If the railroad industry can get through the present, Stephen Ailes, former president of the Association of American Railroads, used to say, the future looks good. That is an apt observation these days for the outlook of intermodalism.
Deregulation of the railroad and trucking industries in 1980 and the ocean shipping industry in 1984 have helped create a competitive environment in U.S. transportation that is forcing each of those modes to become more efficient and cost-effective in moving container freight. Also, competition among modes has been compounded by the U.S. economy becoming part of a world economy. The slowing down of our own manufacturing capacity and the increased use of offshore sourcing has forced railroads and trucking to become more dependent on moving international freight.Broadly speaking, the future of intermodalism will be greatly influenced by three things:
* World trade;
* Transportation strategies for handling that trade; and
Quickly, let me touch on each of these.
Over the last 20 years, trade has expanded by $200 billion to an annual total of some $2 trillion. The United States' share of that trade has gone
from 25 percent in 1950 to 14 percent in 1985. On the other hand, trade has increased as a share of the U.S. gross national product. In 1970, it represented 8 percent of our GNP, not including trade in insurance and
financial services. In 1985 it represented 15 percent of our GNP, not including trade in insurance and financial services.
Trade involving the United States has also changed directions over the years. During the first two centuries, the lion's share of our trade was with Europe. Beginning in 1978 or thereabouts, trade with the Pacific Rim surpassed that of Europe. In 1983, two-way trade in the Pacific totaled $130 billion, $30 billion more than in the Atlantic.

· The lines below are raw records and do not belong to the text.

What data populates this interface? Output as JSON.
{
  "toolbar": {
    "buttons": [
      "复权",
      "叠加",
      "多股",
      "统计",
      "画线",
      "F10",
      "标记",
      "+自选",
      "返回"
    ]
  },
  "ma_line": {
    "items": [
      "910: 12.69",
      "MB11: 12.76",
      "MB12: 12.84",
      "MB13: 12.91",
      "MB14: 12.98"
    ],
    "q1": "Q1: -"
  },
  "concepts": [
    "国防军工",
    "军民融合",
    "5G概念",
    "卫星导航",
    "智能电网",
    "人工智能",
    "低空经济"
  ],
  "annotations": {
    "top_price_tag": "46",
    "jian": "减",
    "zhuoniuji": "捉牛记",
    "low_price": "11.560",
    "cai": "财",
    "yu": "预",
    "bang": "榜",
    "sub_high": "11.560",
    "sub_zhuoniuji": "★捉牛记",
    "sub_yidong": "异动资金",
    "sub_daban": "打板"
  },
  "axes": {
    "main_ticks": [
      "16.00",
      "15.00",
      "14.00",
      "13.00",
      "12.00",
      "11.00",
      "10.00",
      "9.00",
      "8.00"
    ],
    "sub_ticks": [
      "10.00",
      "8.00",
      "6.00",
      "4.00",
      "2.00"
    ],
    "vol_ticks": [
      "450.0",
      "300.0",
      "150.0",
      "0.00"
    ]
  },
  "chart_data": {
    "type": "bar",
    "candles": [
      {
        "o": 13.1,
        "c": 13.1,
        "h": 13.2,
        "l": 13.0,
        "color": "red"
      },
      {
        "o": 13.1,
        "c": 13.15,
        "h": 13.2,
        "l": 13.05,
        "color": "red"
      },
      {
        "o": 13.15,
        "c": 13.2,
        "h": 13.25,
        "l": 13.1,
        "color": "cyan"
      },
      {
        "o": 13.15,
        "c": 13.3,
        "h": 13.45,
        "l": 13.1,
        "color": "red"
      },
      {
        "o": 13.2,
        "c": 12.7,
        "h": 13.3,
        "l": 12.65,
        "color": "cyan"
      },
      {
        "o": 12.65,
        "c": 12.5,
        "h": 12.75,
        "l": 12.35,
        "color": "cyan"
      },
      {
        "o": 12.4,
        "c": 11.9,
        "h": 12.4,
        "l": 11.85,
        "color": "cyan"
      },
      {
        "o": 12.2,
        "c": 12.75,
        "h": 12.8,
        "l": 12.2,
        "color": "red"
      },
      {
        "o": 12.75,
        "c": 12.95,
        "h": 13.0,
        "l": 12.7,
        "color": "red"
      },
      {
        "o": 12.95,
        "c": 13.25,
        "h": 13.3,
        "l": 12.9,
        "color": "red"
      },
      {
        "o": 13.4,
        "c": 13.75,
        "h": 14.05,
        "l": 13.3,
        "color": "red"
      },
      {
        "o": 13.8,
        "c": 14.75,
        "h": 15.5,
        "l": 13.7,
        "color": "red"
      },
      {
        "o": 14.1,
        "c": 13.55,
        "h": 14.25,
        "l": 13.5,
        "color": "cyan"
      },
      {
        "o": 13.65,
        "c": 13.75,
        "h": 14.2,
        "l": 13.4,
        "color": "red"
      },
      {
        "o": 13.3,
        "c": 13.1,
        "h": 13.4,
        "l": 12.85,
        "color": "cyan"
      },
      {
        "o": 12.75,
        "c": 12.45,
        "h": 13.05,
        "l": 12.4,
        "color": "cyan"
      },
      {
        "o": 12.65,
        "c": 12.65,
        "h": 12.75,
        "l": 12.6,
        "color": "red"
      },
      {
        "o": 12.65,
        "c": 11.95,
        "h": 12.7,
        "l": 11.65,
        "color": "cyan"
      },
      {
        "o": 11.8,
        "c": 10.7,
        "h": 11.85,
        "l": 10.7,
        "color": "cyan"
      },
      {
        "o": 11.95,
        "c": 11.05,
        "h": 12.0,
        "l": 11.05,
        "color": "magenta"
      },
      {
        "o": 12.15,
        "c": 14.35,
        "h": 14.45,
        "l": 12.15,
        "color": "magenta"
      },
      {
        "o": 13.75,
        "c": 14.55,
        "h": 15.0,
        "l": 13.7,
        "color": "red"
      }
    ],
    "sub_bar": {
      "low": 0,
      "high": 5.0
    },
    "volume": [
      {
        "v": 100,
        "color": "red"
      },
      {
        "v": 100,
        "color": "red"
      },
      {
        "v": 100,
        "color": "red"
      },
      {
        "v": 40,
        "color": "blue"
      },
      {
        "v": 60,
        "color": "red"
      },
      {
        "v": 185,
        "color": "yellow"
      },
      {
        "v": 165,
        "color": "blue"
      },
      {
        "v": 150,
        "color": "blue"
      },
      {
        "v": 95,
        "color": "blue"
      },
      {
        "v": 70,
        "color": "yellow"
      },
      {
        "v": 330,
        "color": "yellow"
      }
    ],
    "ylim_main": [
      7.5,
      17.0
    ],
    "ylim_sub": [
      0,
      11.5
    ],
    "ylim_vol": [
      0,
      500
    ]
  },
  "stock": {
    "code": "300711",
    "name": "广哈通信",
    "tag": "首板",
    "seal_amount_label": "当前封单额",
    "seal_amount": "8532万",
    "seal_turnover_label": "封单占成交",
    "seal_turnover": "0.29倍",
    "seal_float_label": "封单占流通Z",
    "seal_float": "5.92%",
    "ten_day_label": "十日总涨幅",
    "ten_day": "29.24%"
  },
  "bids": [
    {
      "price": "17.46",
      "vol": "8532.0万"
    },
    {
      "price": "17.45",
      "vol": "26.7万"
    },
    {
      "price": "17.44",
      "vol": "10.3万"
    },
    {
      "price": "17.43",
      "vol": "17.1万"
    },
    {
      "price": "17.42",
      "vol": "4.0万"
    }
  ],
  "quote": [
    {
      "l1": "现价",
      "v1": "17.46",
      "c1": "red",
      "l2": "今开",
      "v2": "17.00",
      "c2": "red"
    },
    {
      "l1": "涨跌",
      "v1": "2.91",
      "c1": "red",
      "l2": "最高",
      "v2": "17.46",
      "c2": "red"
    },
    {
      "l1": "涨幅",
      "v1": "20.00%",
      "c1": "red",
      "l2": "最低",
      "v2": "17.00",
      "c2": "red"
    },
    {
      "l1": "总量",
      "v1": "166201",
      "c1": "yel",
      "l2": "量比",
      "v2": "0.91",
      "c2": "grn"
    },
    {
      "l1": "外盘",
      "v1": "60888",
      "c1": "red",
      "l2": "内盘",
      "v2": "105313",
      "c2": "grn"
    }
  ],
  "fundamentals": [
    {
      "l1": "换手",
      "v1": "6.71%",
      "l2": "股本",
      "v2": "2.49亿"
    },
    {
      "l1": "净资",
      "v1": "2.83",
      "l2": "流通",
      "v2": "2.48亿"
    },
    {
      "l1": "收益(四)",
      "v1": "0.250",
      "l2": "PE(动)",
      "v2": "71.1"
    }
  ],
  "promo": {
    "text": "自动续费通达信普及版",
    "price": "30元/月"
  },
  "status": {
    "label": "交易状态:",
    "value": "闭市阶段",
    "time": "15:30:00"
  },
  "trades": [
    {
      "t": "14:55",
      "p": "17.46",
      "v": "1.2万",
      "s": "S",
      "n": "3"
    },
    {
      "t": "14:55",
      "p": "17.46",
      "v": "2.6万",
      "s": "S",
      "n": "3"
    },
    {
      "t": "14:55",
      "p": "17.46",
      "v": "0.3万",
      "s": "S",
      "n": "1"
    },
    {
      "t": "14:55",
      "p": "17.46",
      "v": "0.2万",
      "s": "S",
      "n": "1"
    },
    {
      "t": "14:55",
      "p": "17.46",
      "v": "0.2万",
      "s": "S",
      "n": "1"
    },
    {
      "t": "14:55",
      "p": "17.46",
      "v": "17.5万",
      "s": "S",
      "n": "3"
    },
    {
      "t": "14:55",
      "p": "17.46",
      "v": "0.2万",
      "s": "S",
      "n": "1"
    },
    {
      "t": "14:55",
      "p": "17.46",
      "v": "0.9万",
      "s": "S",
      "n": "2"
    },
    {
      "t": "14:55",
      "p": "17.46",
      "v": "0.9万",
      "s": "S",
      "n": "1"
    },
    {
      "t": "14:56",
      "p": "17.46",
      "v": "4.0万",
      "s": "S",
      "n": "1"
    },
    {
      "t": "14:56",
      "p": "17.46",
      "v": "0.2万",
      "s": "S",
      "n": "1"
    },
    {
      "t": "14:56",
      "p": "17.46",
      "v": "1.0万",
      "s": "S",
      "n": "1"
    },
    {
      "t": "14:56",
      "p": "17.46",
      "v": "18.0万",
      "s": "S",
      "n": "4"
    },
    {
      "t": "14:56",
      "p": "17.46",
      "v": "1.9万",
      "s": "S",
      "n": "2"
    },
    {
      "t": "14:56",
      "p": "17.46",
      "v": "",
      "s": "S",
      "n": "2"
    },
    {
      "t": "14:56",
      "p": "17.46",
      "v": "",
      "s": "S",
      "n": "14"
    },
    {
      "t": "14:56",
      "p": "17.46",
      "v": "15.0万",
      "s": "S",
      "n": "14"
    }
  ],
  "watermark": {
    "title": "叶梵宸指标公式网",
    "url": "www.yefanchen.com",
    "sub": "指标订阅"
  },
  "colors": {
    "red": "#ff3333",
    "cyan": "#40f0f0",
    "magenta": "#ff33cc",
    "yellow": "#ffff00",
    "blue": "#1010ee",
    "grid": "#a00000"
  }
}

In the future, although many people are not anticipating this, I think more of our trade, and Japan's, for that matter, will be hemispheric. The United States will experienced increased trade with Canada (our largest trading partner today), the Caribbean, Central America and South America. And Japan will dominate trade in the Pacific.
Since 1980, containership operators involved in the U.S. market have developed two separate and distinct operational strategies:
(1) An intermodal service in which ships drop off containers on either coast and then rely on trains and trucks to take the containers to the doorstep of the consignee; and
(2) An all-water, often round-the-world service in which containerships
serve the United States via the Panama Canal.
Sea-Land and American President Lines have been the leading proponents of the intermodal operations. Evergreen Lines of Taiwan, U.S. Lines and many other carriers have opted for the all-water round-the-world service.
Naturally, the intermodal service has had the greatest impact on domestic transportation in this country. Sea-Land Service Inc. began a double-stack service in 1980. (For the uninitiated, double-stack service involves putting two containers, 40 foot or 48 foot, on top of one another on a modified rail flat car.) This revolutionized railroad service in the country. Already there are an estimated 38 trains of double-stack cars operating in the United States. A double-stack train usually carries anywhere between 150 and 280 containers. Today some 5,000 double-stack cars are crossing the country each day. That should double in a decade.
What is most startling about this is the drasticness of the dynamic change that is taking place.
What does this mean to the operators of the various modes? Simply that those companies that are being too cautious and waiting to see what shakes out will have difficulty competing with operators that attempt to adapt to change. Case in point. Santa Fe Southern Pacific Corp. three years ago said there was no need to rush into the double-stack business. Well they are suffering for that.
But taking a chance can also be costly. Anticipating that fuel costs would reach $90 a barrel by 1988, U.S. Lines built too many large fuel-efficient slow containerships. But with diesel fuel selling for less than $15 a barrel, the company has difficulty competing against less fuel efficient faster ships.
American President Lines, which has made most of the right moves over the last five years, is probably making an error by choosing to build five new huge ships capable of moving 1,800 40-foot containers - ships that will be too wide to go through the Panama Canal. But that's not the problem. The problem, in my opinion, is that the ships will be designed to cruise at 24 knots. For those ships to be highly profitable, oil must stay at around $20 a barrel or lower. That is not something I would count on. A more conservative way would be to build six vessels with a cruise speed of around 21 or 22 knots, which would provide APL with weekly West Coast service from Asia. Then if oil goes higher, they still will be able to make money.
Finally, let me quickly touch on politics.
Legislation is expected to be reintroduced in the 100th Congress that would extend and possibly expand operating subsidy payments to U.S.-flag liner (containership) operators.
Also, if this country would accept the United Nations Conference on Trade & Development Liner Code of Conduct, the so-called UNCTAD Code of Conduct, something most other nations in the world are going along with, overnight our liner industry would double its share of U.S. foreign cargo. The value of Sea- Land, APL, U.S. Lines, Lykes would perhaps more than double.
Finally, there is protectionism. Some kind of protectionist trade legislation will pass in 1987 or 1988. If I had my guess, I would think 1988 to go along with the presidential election. If the bill increases barriers against the free flow of trade, it will not only affect international shipping companies but the domestic companies that are moving those containers inland.
All in all, this is an exciting time for intermodal carriers to make or lose money.